From checkpoints and soldiers to the fate of our children, fear is everywhere in East Jerusalem these days.
By Fuad Abu Hamed
Friends, I want to tell you about what is happening to us in East Jerusalem. Even today, hundreds of thousands of Palestinians in Jerusalem live a life of fear. This kind of situation is completely unprecedented.
Palestinians fear having their residency revoked; they fear being cut off from their city, from Al-Aqsa Mosque, from the Old City, from their families, from their schools. Every morning dozens of people try to rent or buy an apartment on the Israeli side of the wall; Palestinians who live in neighborhoods of East Jerusalem where a wall is planned live in the same fear; they feel this is part of a process — that their turn is yet to come.
There is a fear of the cruel closure that continues to disrupt the lives of the residents, causing students, doctors, teachers, and businesspeople to constantly be late. The neighborhoods of Jabal Mukaber and Issawiya are besieged and the traffic police are always handing out tickets. Dozens of young people, women and the elderly continue to be humiliated at checkpoints under the guise of routine searches (earlier this week, Channel 10 published testimonies from the interrogations of young men accused of throwing stones in the neighborhood of Sur Baher. One of the suspects, Abed Duweit, said he was humiliated by Border Police officers an hour before he decided to throw stones.)
What will the parents do?
Several days ago two Jewish women from the West Jerusalem neighborhood of Armon Hanatziv came to hand out cakes to the soldiers stationed at the Sur Baher checkpoint. An elderly man who came with them waved a giant Israel flag, along with a two-year-old boy and a cute, white dog. The soldiers at the checkpoint were elated, bringing traffic to a standstill as they welcomed their supporters, all while hundreds of Sur Baher’s residents were prevented from entering or exiting the neighborhood.
The situation inside the neighborhoods is awful. Even the little that the municipality used to do for them no longer happens. The trash is not properly collected, and the dilapidated infrastructure is buckling under constant street closures that cause a huge mess, not to mention unrest among residents.
People are afraid of leaving for work or seeking medical treatment at the hospital. Elective surgeries and checkups are routinely delayed, and some of the students who attend Israeli colleges or universities have difficulties making it to class. People are afraid of home demolitions or leans placed on their bank accounts due to unpaid municipal taxes.
The Jerusalem municipality cruelly punishes its Palestinian residents: serving them with demolition orders, leans for failing to pay taxes, heavy fines on businesses, etc. No one is sure what motivated the Palestinian Bezeq (phone company) employee from the Jamal family, who rammed his car into and stabbed a group of Israelis in the city. What is certain is that he and his family have been humiliated this past year, including by a massive raid on their homes in the middle of the night, during which women and children were made to stand outside.

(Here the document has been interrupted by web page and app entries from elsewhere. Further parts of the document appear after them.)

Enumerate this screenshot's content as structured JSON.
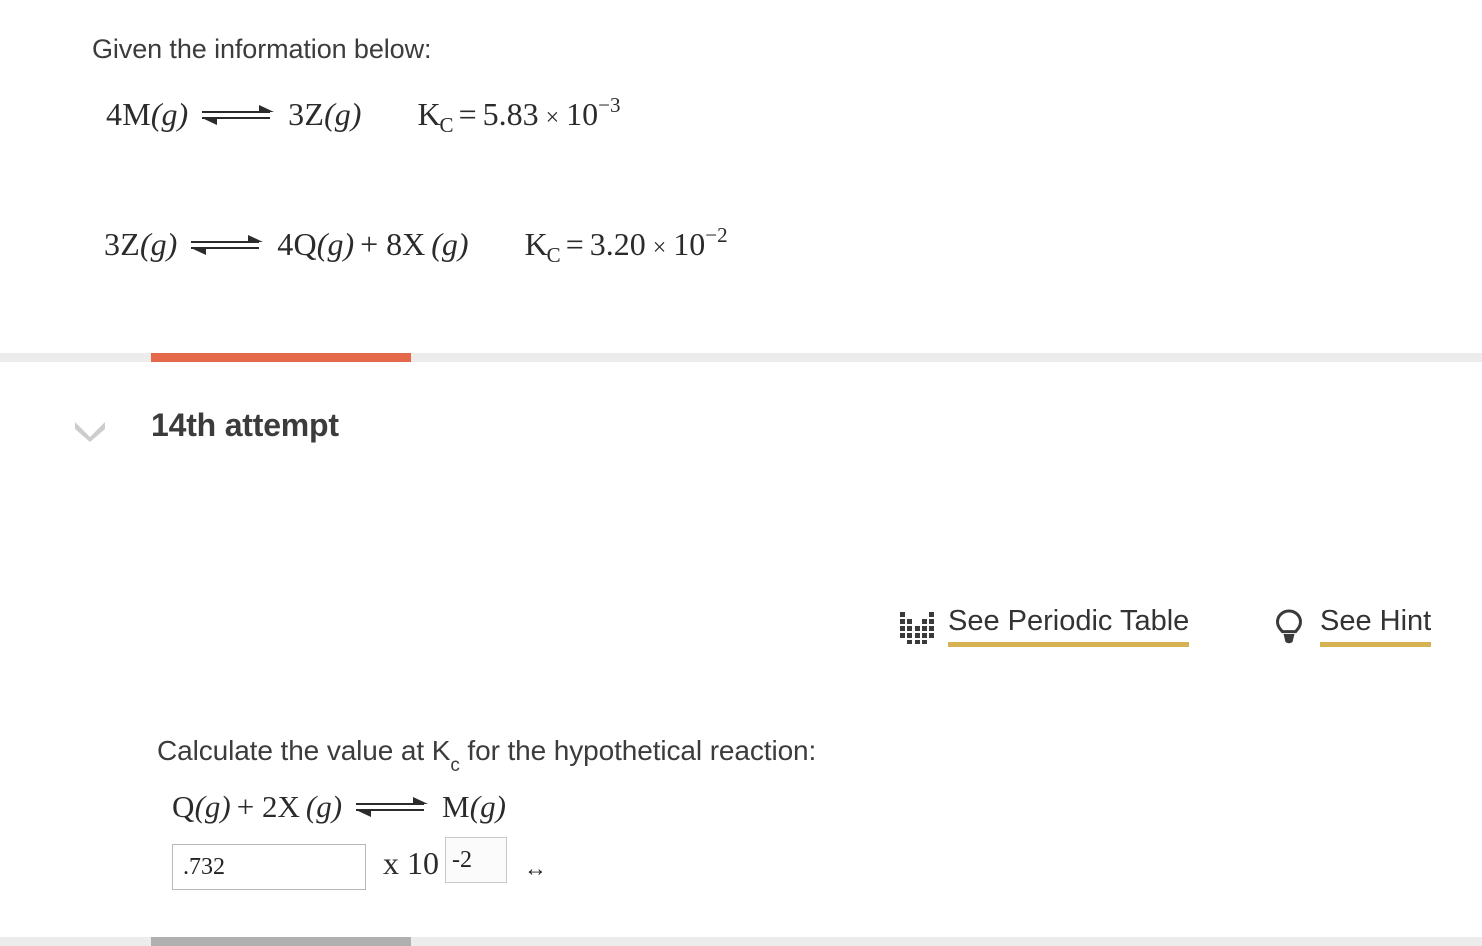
{
  "given": {
    "label": "Given the information below:",
    "equations": [
      {
        "left": "4M",
        "left_state": "(g)",
        "right": "3Z",
        "right_state": "(g)",
        "kc_symbol": "K",
        "kc_subscript": "C",
        "equals": "=",
        "coefficient": "5.83",
        "times": "×",
        "base": "10",
        "exponent": "−3"
      },
      {
        "left": "3Z",
        "left_state": "(g)",
        "right": "4Q",
        "right_state": "(g)",
        "right_plus": "+ 8X",
        "right_plus_state": "(g)",
        "kc_symbol": "K",
        "kc_subscript": "C",
        "equals": "=",
        "coefficient": "3.20",
        "times": "×",
        "base": "10",
        "exponent": "−2"
      }
    ]
  },
  "attempt": {
    "title": "14th attempt",
    "chevron_icon": "chevron-down-icon",
    "progress_color": "#e4694a",
    "track_color": "#ececec",
    "bottom_progress_color": "#b0b0b0"
  },
  "tools": {
    "periodic_table": {
      "label": "See Periodic Table",
      "icon": "periodic-table-icon"
    },
    "hint": {
      "label": "See Hint",
      "icon": "lightbulb-icon"
    },
    "underline_color": "#d6b253"
  },
  "question": {
    "prompt_before": "Calculate the value at K",
    "prompt_subscript": "c",
    "prompt_after": " for the hypothetical reaction:",
    "equation": {
      "left": "Q",
      "left_state": "(g)",
      "left_plus": "+ 2X",
      "left_plus_state": "(g)",
      "right": "M",
      "right_state": "(g)"
    }
  },
  "answer": {
    "mantissa_value": ".732",
    "mantissa_placeholder": "",
    "times_ten": "x 10",
    "exponent_value": "-2",
    "exponent_placeholder": "",
    "resize_icon": "↔"
  }
}
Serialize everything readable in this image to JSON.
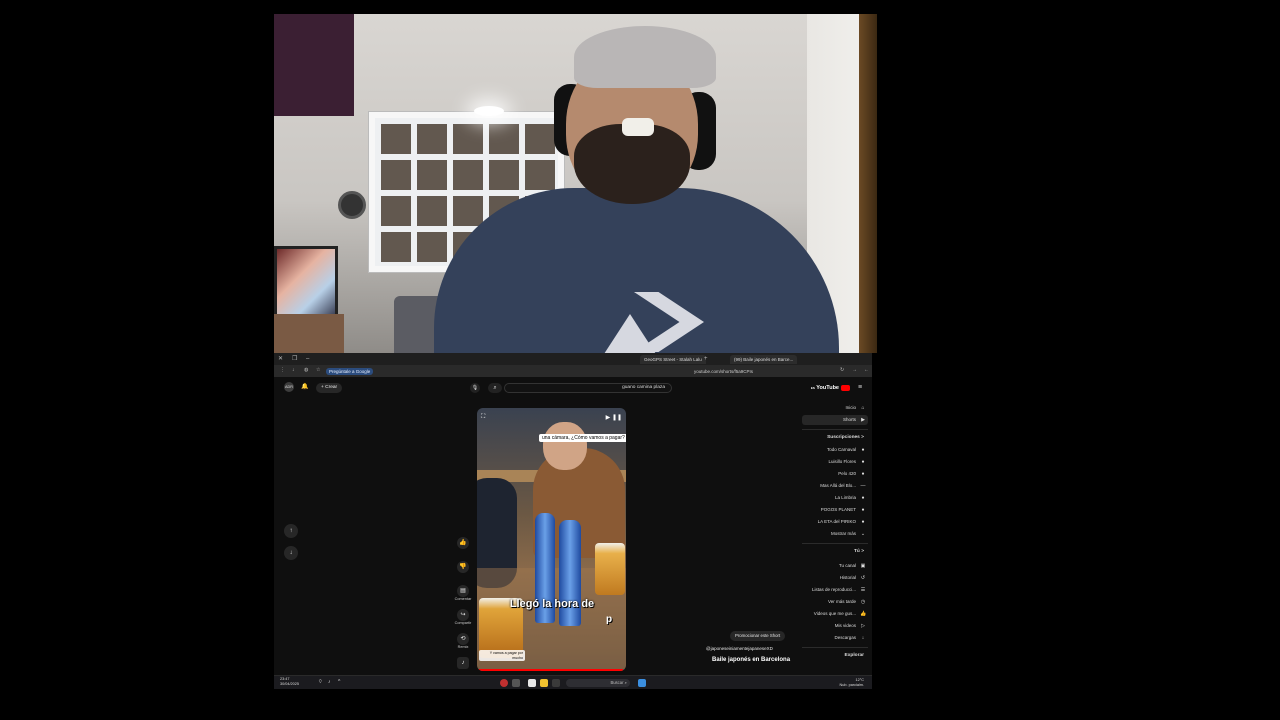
{
  "browser": {
    "tabs": [
      {
        "label": "(99) Baile japonés en Barce..."
      },
      {
        "label": "GeoGPS Street - Stalah Lalu"
      }
    ],
    "url": "youtube.com/shorts/f5a9CPIs",
    "gemini_label": "Pregúntale a Google"
  },
  "youtube": {
    "logo": "YouTube",
    "logo_suffix": "ES",
    "search_value": "guano camina plaza",
    "create_label": "+ Crear",
    "avatar_label": "ADR"
  },
  "sidebar": {
    "items": [
      {
        "label": "Inicio",
        "icon": "home-icon"
      },
      {
        "label": "Shorts",
        "icon": "shorts-icon"
      }
    ],
    "subs_heading": "Suscripciones >",
    "subs": [
      {
        "label": "Todo Carnaval"
      },
      {
        "label": "Luisillo Flores"
      },
      {
        "label": "Pelo 420"
      },
      {
        "label": "Mas Allá del Blo..."
      },
      {
        "label": "La Limbria"
      },
      {
        "label": "POGOS PLANET"
      },
      {
        "label": "LA ETA del PIRIKO"
      },
      {
        "label": "Mostrar más"
      }
    ],
    "you_heading": "Tú >",
    "you_items": [
      {
        "label": "Tu canal"
      },
      {
        "label": "Historial"
      },
      {
        "label": "Listas de reproducci..."
      },
      {
        "label": "Ver más tarde"
      },
      {
        "label": "Videos que me gus..."
      },
      {
        "label": "Mis videos"
      },
      {
        "label": "Descargas"
      }
    ],
    "explore_heading": "Explorar"
  },
  "short": {
    "caption_top": "una cámara, ¿Cómo vamos a pagar?",
    "caption_big": "Llegó la hora de",
    "caption_p": "p",
    "bottom_caption": "Y vamos a pagar por mucho",
    "progress": 0.98
  },
  "actions": [
    {
      "label": "",
      "icon": "like-icon"
    },
    {
      "label": "",
      "icon": "dislike-icon"
    },
    {
      "label": "Comentar",
      "icon": "comment-icon"
    },
    {
      "label": "Compartir",
      "icon": "share-icon"
    },
    {
      "label": "Remix",
      "icon": "remix-icon"
    }
  ],
  "video": {
    "promote_label": "Promocionar este Short",
    "channel": "@japoneseiniamentejapaneseXD",
    "title": "Baile japonés en Barcelona"
  },
  "taskbar": {
    "search_placeholder": "Buscar",
    "time": "23:47",
    "date": "30/04/2025",
    "weather": "12°C",
    "weather_desc": "Nub. parcialm."
  }
}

The demolition of the Jamal family home, after two members of the family perpetrated the Har Nof synagogue massacre last year, caused severe damage to a nearby houses, including the home of the Bezeq employee, several days before he decided to turn to violence. I do not know if this is what caused him to do what he did, but it surely had an impact. I can personally testify to the anger and frustration I feel on a daily basis.
It is very difficult to be a parent to my young children these days. The fear of what may happen to our children is paralyzing — watching them be humiliated in front of your eyes is too much to bear.
I could list dozens more difficulties and problems. I believe that it is precisely these problems that sow devastation among the vast majority of residents who are uninvolved in violence — who wish only to continue living their life as usual. The soldiers at these checkpoints know neither dignity nor culture. Their job is simply to humiliate us — this is likely the reason they were sent here. This collective punishment must stop, and those on the other side of the city who understand what we are going through must intervene.
Fuad Abu Hamed is a businessman and social activist based in Sur Baher. This article was first published in Hebrew on Local Call. Read it here.